During the proposed internships, adaptive corrosion protection system (ACPS) will be developed as a stand-alone unit to provide optimum corrosion protection by changing the protection power according to the changes in environment or the material properties. This will allow the dynamic adjustments by implementing the feedback loop for the protected system. The proposed ACPS will also use efficiently stored energy from harvesting or charging. The proposed ACPS will significantly reduce and/or eliminate human interaction for an efficient and a cost-effective.
Fatal personnel injury due to accidental contact with high voltage lines and equipment happens from time to time despite of substantial efforts put in place by industry to minimize the risk. The objective of the project is to identify effective concepts, techniques and solutions to reduce the risk of inadvertent contact with high voltage equipment for both Hydro workers and the general public. We will identify the most common scenarios of potential fatal encroachment based on the data obtained from BC Hydro.
In this project, mathematical models for estimating the behavior of electric appliances are derived using field measurements. These models are then used to estimate the amount of energy savings that can be achieved on each area, depending on the types of customers connected to each particular electric circuit. The outcomes of this project can be used in identifying the best locations in terms of achievable savings for implementing the energy conservation techniques within the BC Hydro system. Saving energy can benefit the environment and contribute in addressing the global warming issue.
The research will comprise effects of penetration of photovoltaic on existing distribution network. This will include power quality, voltage stability and customer load when there is a penetration. The graphs would display and let the utility organization know till what level the penetration should be done on a distribution network. The advantages and the need for doing the research is that the load can be distributed from the utility to the photovoltaic panels which are installed and the utility would have to generate less by the existing means. In this case by means of Hydro.
In this project, a methodology for controlling the distributed generation resources connected to the distribution system level will be developed.
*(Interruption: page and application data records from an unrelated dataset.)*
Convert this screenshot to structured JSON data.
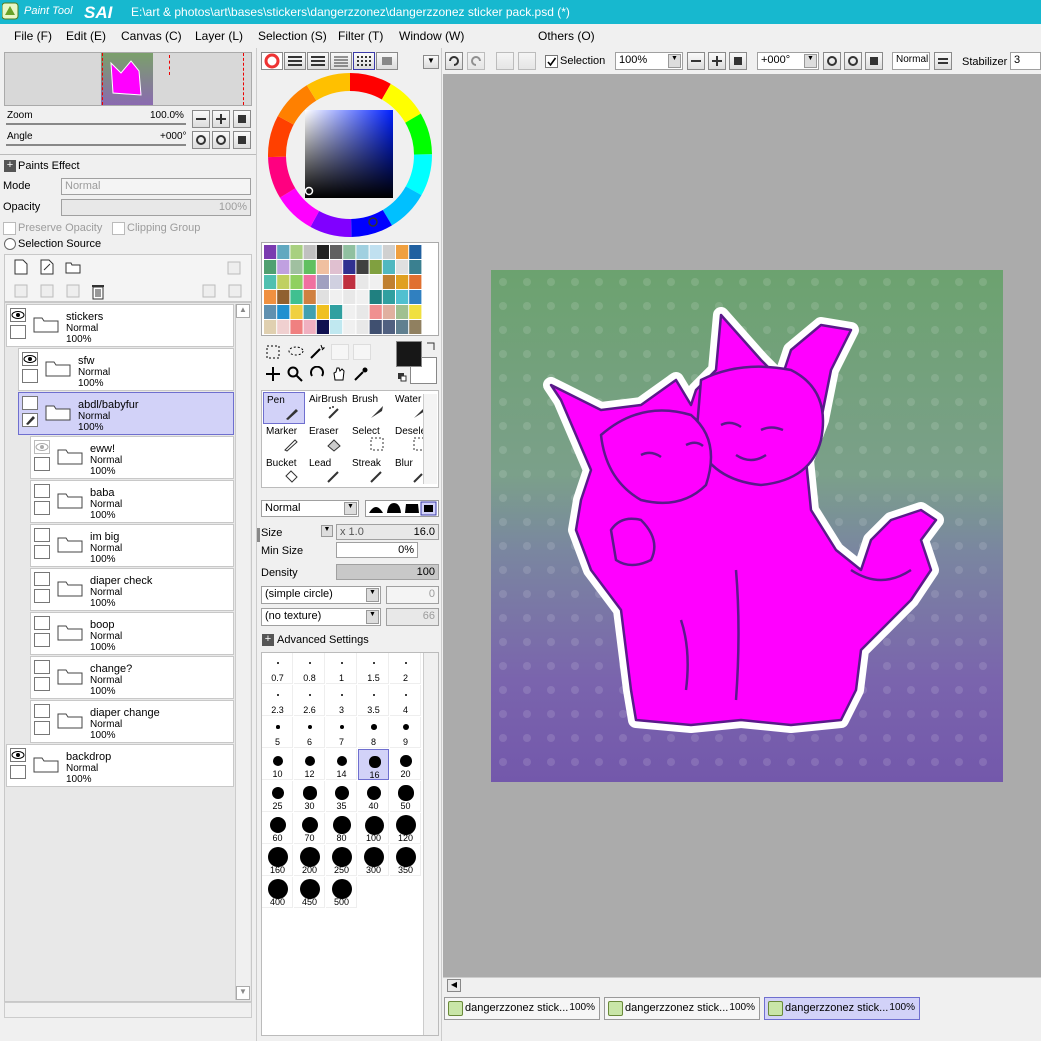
{
  "app": {
    "logo_small": "Paint Tool",
    "logo_big": "SAI",
    "title": "E:\\art & photos\\art\\bases\\stickers\\dangerzzonez\\dangerzzonez sticker pack.psd (*)"
  },
  "menu": [
    "File (F)",
    "Edit (E)",
    "Canvas (C)",
    "Layer (L)",
    "Selection (S)",
    "Filter (T)",
    "Window (W)",
    "Others (O)"
  ],
  "toolbar": {
    "selection_label": "Selection",
    "zoom": "100%",
    "angle": "+000°",
    "blend": "Normal",
    "stabilizer_label": "Stabilizer",
    "stabilizer": "3"
  },
  "navigator": {
    "zoom_label": "Zoom",
    "zoom_value": "100.0%",
    "angle_label": "Angle",
    "angle_value": "+000°"
  },
  "layers_panel": {
    "paints_effect": "Paints Effect",
    "mode_label": "Mode",
    "mode_value": "Normal",
    "opacity_label": "Opacity",
    "opacity_value": "100%",
    "preserve_opacity": "Preserve Opacity",
    "clipping_group": "Clipping Group",
    "selection_source": "Selection Source"
  },
  "layers": [
    {
      "name": "stickers",
      "mode": "Normal",
      "opacity": "100%"
    },
    {
      "name": "sfw",
      "mode": "Normal",
      "opacity": "100%"
    },
    {
      "name": "abdl/babyfur",
      "mode": "Normal",
      "opacity": "100%"
    },
    {
      "name": "eww!",
      "mode": "Normal",
      "opacity": "100%"
    },
    {
      "name": "baba",
      "mode": "Normal",
      "opacity": "100%"
    },
    {
      "name": "im big",
      "mode": "Normal",
      "opacity": "100%"
    },
    {
      "name": "diaper check",
      "mode": "Normal",
      "opacity": "100%"
    },
    {
      "name": "boop",
      "mode": "Normal",
      "opacity": "100%"
    },
    {
      "name": "change?",
      "mode": "Normal",
      "opacity": "100%"
    },
    {
      "name": "diaper change",
      "mode": "Normal",
      "opacity": "100%"
    },
    {
      "name": "backdrop",
      "mode": "Normal",
      "opacity": "100%"
    }
  ],
  "tools": [
    "Pen",
    "AirBrush",
    "Brush",
    "Water",
    "Marker",
    "Eraser",
    "Select",
    "Deselect",
    "Bucket",
    "Lead",
    "Streak",
    "Blur"
  ],
  "brush": {
    "blend": "Normal",
    "size_label": "Size",
    "size_mult": "x 1.0",
    "size": "16.0",
    "min_size_label": "Min Size",
    "min_size": "0%",
    "density_label": "Density",
    "density": "100",
    "shape": "(simple circle)",
    "shape_val": "0",
    "texture": "(no texture)",
    "texture_val": "66",
    "advanced": "Advanced Settings"
  },
  "brush_sizes": [
    "0.7",
    "0.8",
    "1",
    "1.5",
    "2",
    "2.3",
    "2.6",
    "3",
    "3.5",
    "4",
    "5",
    "6",
    "7",
    "8",
    "9",
    "10",
    "12",
    "14",
    "16",
    "20",
    "25",
    "30",
    "35",
    "40",
    "50",
    "60",
    "70",
    "80",
    "100",
    "120",
    "160",
    "200",
    "250",
    "300",
    "350",
    "400",
    "450",
    "500"
  ],
  "colors": {
    "accent": "#17b8cf",
    "sticker": "#ff00ff",
    "outline": "#5a1a8a",
    "bg_top": "#6fa36f",
    "bg_bottom": "#7a5ab0",
    "selected_layer": "#d2d2f8"
  },
  "tabs": [
    {
      "label": "dangerzzonez stick...",
      "pct": "100%"
    },
    {
      "label": "dangerzzonez stick...",
      "pct": "100%"
    },
    {
      "label": "dangerzzonez stick...",
      "pct": "100%"
    }
  ]
}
This control strategy will improve the efficiency and reliability of the operation by decreasing the losses, managing the assets, and increasing the system reliability. There are currently several feeders in the BC Hydro distribution system with considerable amount of distributed generation installed. This has caused voltage problems at the feeder level and also control issues at the substation level.
Rain-on-snow events, where rain falls on pre-existing snow, cause some of the highest peak flows in mountainous coastal regions, such as Southwestern British Columbia. Operational hydrologists have a difficult time predicting runoff during these events because of an incomplete knowledge of the energy fluxes into and within the snowpack over large areas, and because of an incomplete knowledge of which areas of a watershed have snow coverage and which do not.
The objective is to create new weather-forecast products to enable BC Hydro meteorologists to better support electric-power generation, power transmission, dispatch of emergency repair crews, anticipation of electric loads, and energy trading. The method is to use powerful computers to solve atmospheric equations for future weather (a method called Numerical Weather Prediction, NWP), and to improve and tailor the output as specified by BC Hydro.
While energy conservation in the home is an important part of reducing our ecological footprint most people do not understand or even realize how their energy consumption works and how they can manage it. In-home displays offer the opportunity to help become more aware, but often do not fit into a home’s aesthetics, typically relegated to an unobvious location after the novelty “wears off”. They also provided little opportunity for interaction and learning.
BC Hydro purchases power from four independent wind farms in British Columbia to supplement their hydropower. But wind is not steady, so BC Hydro must compensate for shortfalls or excesses in wind power to provide steady, reliable, economical power to its customers. To achieve this reliability, BC Hydro uses wind forecasts provided by the University of British Columbia (UBC). These forecasts are made with computer codes called Numerical Weather Prediction models that describe atmospheric airflow, but each model has a range of options.